Q. What are nits?

A. Nits are the eggs that the lice lay.  

Q. How do I know that I have nits?

A. Nits are ‘glued’ to strands of the hair.  You can mistake dandruff for nits/eggs.  However, a quick way to tell, is if you try flicking a nit off your hair, unlike dandruff, it will not move.  You will have to physically remove the nit with your thumb nail and the pad of your index finger.

Adult female & adult male.

Q. Do head lice fly, hop or jump?

A. No.  They do not hop or jump.  They only crawl.


Q. What is the difference between lice and louse?

A. Lice is the plural for louse.

Head louse. 

Nymph (newborn louse) & adult louse. 

Q. Who can have head lice?

A. Anyone.  However, is most common amongst school age children.


Q. Is it common to have head lice?

A. Yes, it is the second most common occurrence next to the common cold.  According to Toronto public health, 6-12 million are effected by head lice each year.


Q. How long does a louse live for?

A. The live span of a louse is between 30 and 37 days.

Pediculus & Feces (Faeces). Courtesy of Dr. Gaetano Scanni.

The above images are courtesy of the National Pediculosis Association Inc., Rick Speare and others

We at lice shack are happy to help with any questions you may have. 

We understand your fears and urgency in wanting to remove head lice and their nits. 

Contact us to schedule an appointment at 905 997 5423 or on-line.

The above images are courtesy of the National Pediculosis Association Inc., Rick Speare and others

Q. How do I prevent head lice?

A. You cannot prevent head lice as they are part of our ecosystem.  However, the best preventative    maintenance is by checking the head regularly and/or combing. Avoid head to head contact. Keep long hair in a braid, ponytail or bun; do oil soaks.

Telling family and friends if you or your child has head lice and nits.  Given the stigma of old, we   understand it can be embarrassing or difficult to share but it is a one of the ways to ensure that head   lice do not spread and if anyone is affected, they can take action early in the process to avoid heavy   infestation and further spreading.

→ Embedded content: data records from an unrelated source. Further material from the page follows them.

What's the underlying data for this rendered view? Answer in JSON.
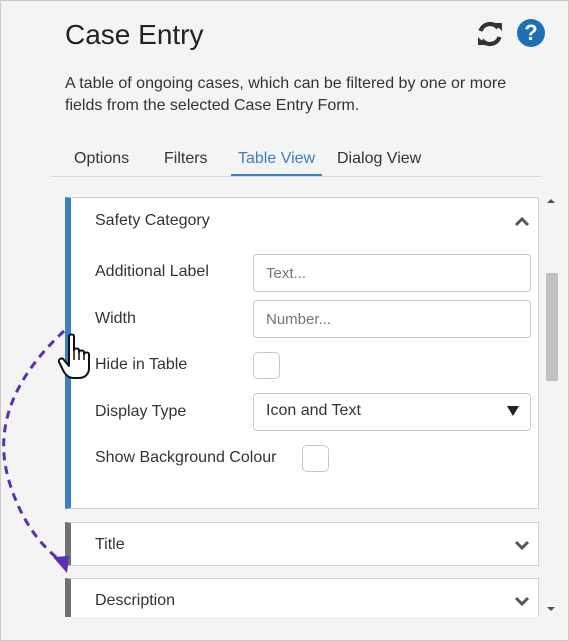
{
  "header": {
    "title": "Case Entry",
    "description": "A table of ongoing cases, which can be filtered by one or more fields from the selected Case Entry Form."
  },
  "tabs": [
    {
      "label": "Options",
      "active": false
    },
    {
      "label": "Filters",
      "active": false
    },
    {
      "label": "Table View",
      "active": true
    },
    {
      "label": "Dialog View",
      "active": false
    }
  ],
  "sections": {
    "open": {
      "title": "Safety Category",
      "additional_label": {
        "label": "Additional Label",
        "placeholder": "Text..."
      },
      "width": {
        "label": "Width",
        "placeholder": "Number..."
      },
      "hide_in_table": {
        "label": "Hide in Table",
        "checked": false
      },
      "display_type": {
        "label": "Display Type",
        "value": "Icon and Text"
      },
      "show_background": {
        "label": "Show Background Colour",
        "checked": false
      }
    },
    "collapsed": [
      {
        "title": "Title"
      },
      {
        "title": "Description"
      }
    ]
  },
  "icons": {
    "refresh": "refresh-icon",
    "help": "help-icon",
    "chevron_up": "chevron-up-icon",
    "chevron_down": "chevron-down-icon",
    "cursor": "hand-pointer-cursor",
    "drag_arrow": "dashed-curved-arrow"
  },
  "colors": {
    "accent": "#3c7fc2",
    "help": "#1f6fb5",
    "collapsed_bar": "#707070",
    "arrow": "#5b2fb0"
  }
}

When having or going to sleep overs, take your own pillows, blankets, combs, brushes, hair ties and   etc.  And do not share.  Take responsibility for your actions.  Be honest and up front about head lice.  Most of us have had at   one time or the other.  If you have never gotten head lice before and this is your first time, someone you were close with probably gave you head lice.


 You could have gotten head lice from the movie theatre or by taking selfies with your friends or your   locker buddy or trying hats at the hat store or from the hairdresser/barber. 

Dorsal and lateral views of Pediculus humanus.

Nit attached to hairshaft.

Appointments: 

Mississauga (905) 997-5423

Hamilton (905) 963-1526

Frequently Asked Questions